Schedule 2 of the bill addresses an anomaly in the existing legislation. At present, ACMA is not able to transfer community broadcasting licences. In recent times, ACMA has encountered difficulties where companies operating community broadcasting services for Indigenous communities or Radio for the Print Handicapped have dissolved or changed identity. The bill proposes to allow ACMA to approve the transfer of a licence where the new licensee represents the same community of interest without the need to go through the full licence allocation process. This will save the regulator and community broadcasters both time and unnecessary expense. Under the amendments contained in the bill, the company taking up the broadcasting licence must notify ACMA within seven days of the transfer.
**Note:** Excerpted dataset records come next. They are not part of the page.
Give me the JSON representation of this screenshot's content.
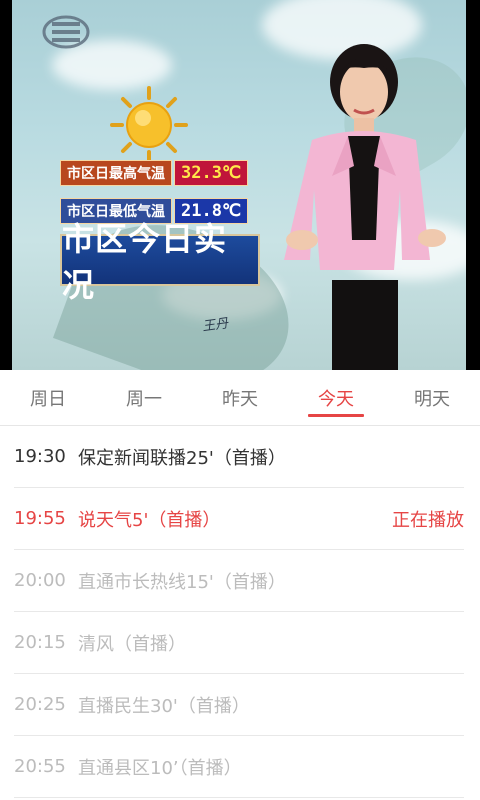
{
  "video": {
    "overlay": {
      "max_label": "市区日最高气温",
      "max_value": "32.3℃",
      "min_label": "市区日最低气温",
      "min_value": "21.8℃",
      "title": "市区今日实况",
      "signature": "王丹"
    }
  },
  "tabs": [
    {
      "label": "周日"
    },
    {
      "label": "周一"
    },
    {
      "label": "昨天"
    },
    {
      "label": "今天"
    },
    {
      "label": "明天"
    }
  ],
  "schedule": [
    {
      "time": "19:30",
      "title": "保定新闻联播25'（首播）",
      "status": ""
    },
    {
      "time": "19:55",
      "title": "说天气5'（首播）",
      "status": "正在播放"
    },
    {
      "time": "20:00",
      "title": "直通市长热线15'（首播）",
      "status": ""
    },
    {
      "time": "20:15",
      "title": "清风（首播）",
      "status": ""
    },
    {
      "time": "20:25",
      "title": "直播民生30'（首播）",
      "status": ""
    },
    {
      "time": "20:55",
      "title": "直通县区10’（首播）",
      "status": ""
    }
  ],
  "colors": {
    "accent": "#e64545",
    "past_text": "#333333",
    "upcoming_text": "#bcbcbc"
  }
}
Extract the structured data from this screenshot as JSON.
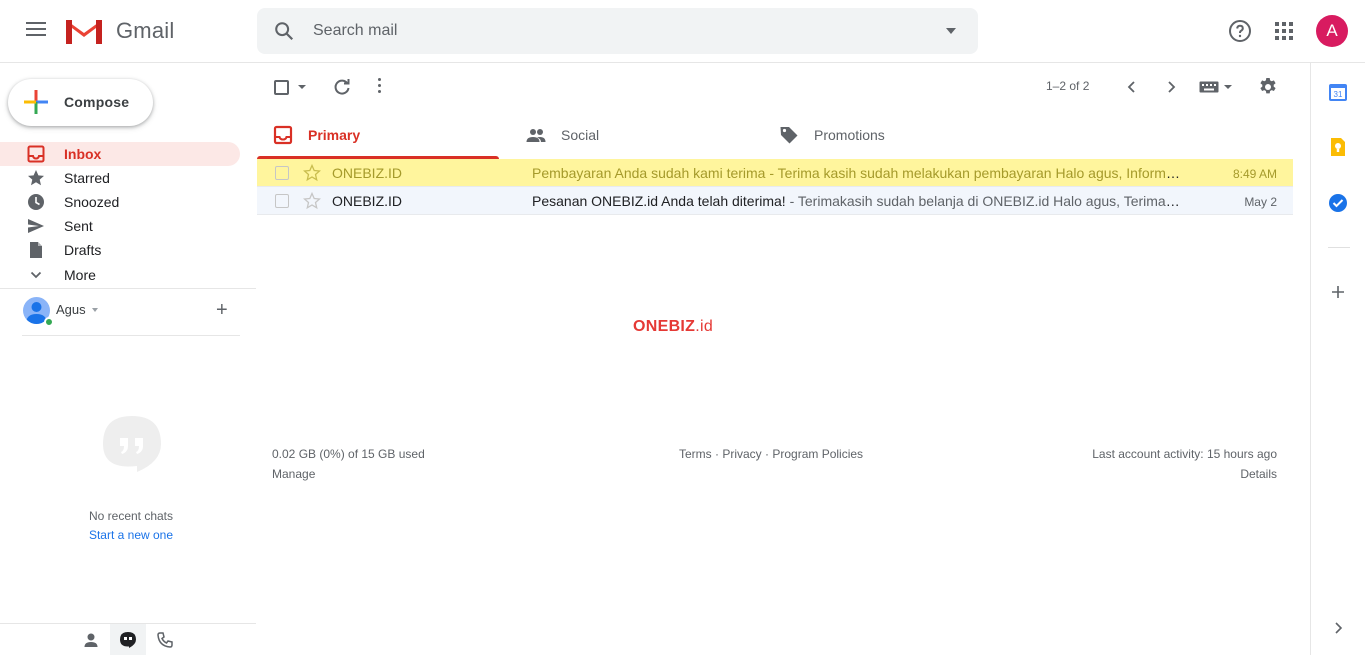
{
  "app": {
    "name": "Gmail",
    "account_initial": "A"
  },
  "search": {
    "placeholder": "Search mail"
  },
  "compose": {
    "label": "Compose"
  },
  "nav": {
    "items": [
      {
        "label": "Inbox",
        "icon": "inbox-icon",
        "active": true
      },
      {
        "label": "Starred",
        "icon": "star-icon"
      },
      {
        "label": "Snoozed",
        "icon": "clock-icon"
      },
      {
        "label": "Sent",
        "icon": "send-icon"
      },
      {
        "label": "Drafts",
        "icon": "draft-icon"
      },
      {
        "label": "More",
        "icon": "chevron-down-icon"
      }
    ]
  },
  "hangouts": {
    "user_name": "Agus",
    "no_chats": "No recent chats",
    "start_new": "Start a new one"
  },
  "toolbar": {
    "pager": "1–2 of 2"
  },
  "tabs": [
    {
      "label": "Primary",
      "icon": "inbox-icon",
      "active": true
    },
    {
      "label": "Social",
      "icon": "people-icon"
    },
    {
      "label": "Promotions",
      "icon": "tag-icon"
    }
  ],
  "emails": [
    {
      "sender": "ONEBIZ.ID",
      "subject": "Pembayaran Anda sudah kami terima",
      "snippet": " - Terima kasih sudah melakukan pembayaran Halo agus, Informasi pembayaran",
      "date": "8:49 AM",
      "highlighted": true
    },
    {
      "sender": "ONEBIZ.ID",
      "subject": "Pesanan ONEBIZ.id Anda telah diterima!",
      "snippet": " - Terimakasih sudah belanja di ONEBIZ.id Halo agus, Terima kasih",
      "date": "May 2",
      "highlighted": false
    }
  ],
  "watermark": {
    "brand": "ONEBIZ",
    "suffix": ".id"
  },
  "footer": {
    "storage": "0.02 GB (0%) of 15 GB used",
    "manage": "Manage",
    "terms": "Terms",
    "privacy": "Privacy",
    "policies": "Program Policies",
    "separator": " · ",
    "activity": "Last account activity: 15 hours ago",
    "details": "Details"
  },
  "colors": {
    "brand_red": "#d93025",
    "highlight": "#fff59d",
    "link_blue": "#1a73e8"
  }
}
ACMA’s decisions on whether to approve the transfer are subject to merits review by the Administrative Appeals Tribunal. These changes will give regulatory certainty to broadcasters and are supported by Labor.

While this House is considering issues related to community broadcasting, I would like to raise another matter which is of great importance to that sector. The single most important issue confronting the community broadcasting sector over the next few years is the need to ensure that the sector is able to make the transition to digital broadcasting. In her recent discussion paper, the Minister for Communications, Information Technology and the Arts, Senator Coonan, indicated that the government would like to switch off analog broadcasting between 2010 and 2012. The minister promised to develop a digital action plan to facilitate this transition. There will be an advertising campaign to encourage Australians to buy a digital television or a set top box timed to coincide with that.

Digital television is supposed to offer Australians increased picture quality and more choice. That is not the case with community television, however. More than five years after the commercial and national television broadcasters began digital transmission in Australia, there is still no plan to assist community broadcasters to go digital. Consequently, consumers are faced with the absurd situation that when they make the switch to digital they actually get less choice. You cannot receive community television on Briz31 in Brisbane with a set top box. Labor believes that it is essential to provide a pathway to get community television into the digital age. If we do not, community television will simply die. This cannot be allowed to happen. I commend the bill to the House.